This week's newsletter has been translated into Spanish by Ed Campos, Jr. Make sure you check it out and tell him thank you on Twitter. The link to share is bit.ly/TTMspanish43
Edmund Harriss, author of Visions of the Universe, stopped by to talk about a seemingly simple idea that gets more complex every time we think about it. How does addition work, anyways? Come find out!
How many additions can you find with the same answer?
A good part of mathematics begins with counting, which can be thought of as just adding 1 several times to get each whole number in turn. The next step is to add in, addition. This is just repeated counting, beginning a pattern of repeated operations that we could explore in all sorts of ways, but instead we shall pause here and see what can be done with just addition. The next paragraph breaks down the exploration into occasionally agonising detail, but has lots of additional questions to dig even deeper.
From counting, we already have one way to get each number:
2 = 1+1
and so on
If instead we combine some of the additions at each stage, we get some new ways:
and so on
How else could we make four? 2+2 springs to mind, so just looking at 4 we now have 3 different ways to make it:
keeping just 2 numbers 1+3 is another possibility
Do we consider that the same as 1+3? Are there other ways? We have 1+1+1+1 which is the sum of four numbers, unless we allow 0 which would create all sorts of problems (why?) we cannot make any of the numbers to add smaller, so this is the only option. We also have 3+1, 2+2 and possibly 1+3 with two numbers. We could have 4 for just a single number. So with 1,2 and 4 we are missing 3. We can 2+1+1 as a way to add three, depending on your answer to the question of 3+1 and 1+3 this might be the only option, or you might also have 1+2+1 and 1+1+2 (why are there not other options?). This gives a complete list of possibilities for 4.
Exploring 4 above, you notice that the emphasis is on the questions more than the answers. For one thing, we are looking at all the addition questions that give a certain answer 4, the opposite of the first experience of mathematics. In addition, the question of whether 1+3 and 3+1 are the same does not have a right answer, but the answer given has consequences later. That answer gives two different answers to the motivating question "How many ways can you add to 4?". If we allow re-orderings to be different then there are eight, if we say they are the same then there are still five different ways.

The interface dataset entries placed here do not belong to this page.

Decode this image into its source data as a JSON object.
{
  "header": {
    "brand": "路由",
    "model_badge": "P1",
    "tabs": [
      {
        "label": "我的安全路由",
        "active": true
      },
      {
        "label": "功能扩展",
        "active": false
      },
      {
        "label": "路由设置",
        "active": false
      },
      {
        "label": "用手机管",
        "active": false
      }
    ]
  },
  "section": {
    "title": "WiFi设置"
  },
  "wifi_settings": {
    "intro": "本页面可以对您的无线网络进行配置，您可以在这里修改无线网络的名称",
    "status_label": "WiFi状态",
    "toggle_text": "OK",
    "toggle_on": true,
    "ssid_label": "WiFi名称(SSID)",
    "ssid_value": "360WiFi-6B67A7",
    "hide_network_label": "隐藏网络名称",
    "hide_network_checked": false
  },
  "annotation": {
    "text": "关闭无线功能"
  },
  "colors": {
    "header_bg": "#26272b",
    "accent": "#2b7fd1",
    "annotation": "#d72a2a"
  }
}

Now think about a larger number, say 5. Can you write a list of all ways to make that? With some written down, challenge each other to make more, until you cannot find any more. You can also discuss how to count the number of ways to count orders. For example 1+1+2 has three orders as we saw above, but 1+2+3 to make 6 can be put into six different orders (can you find them?). For larger numbers still, you might want to try to find systems that give all options. For example if you choose 11, that can be made in 56 different ways (even not counting reorders). A good way to explore all options is with a dot pattern like this one for 4 (how these relate to the 5 ways of adding is left as a puzzle), these are called Young or Ferrers diagrams and have applications in a variety of places in mathematics and physics. You can see all the diagrams for 11 in my colouring book Visions of the Universe (Visions of Numberland in the UK), along with a lot of other visual mathematics to play with.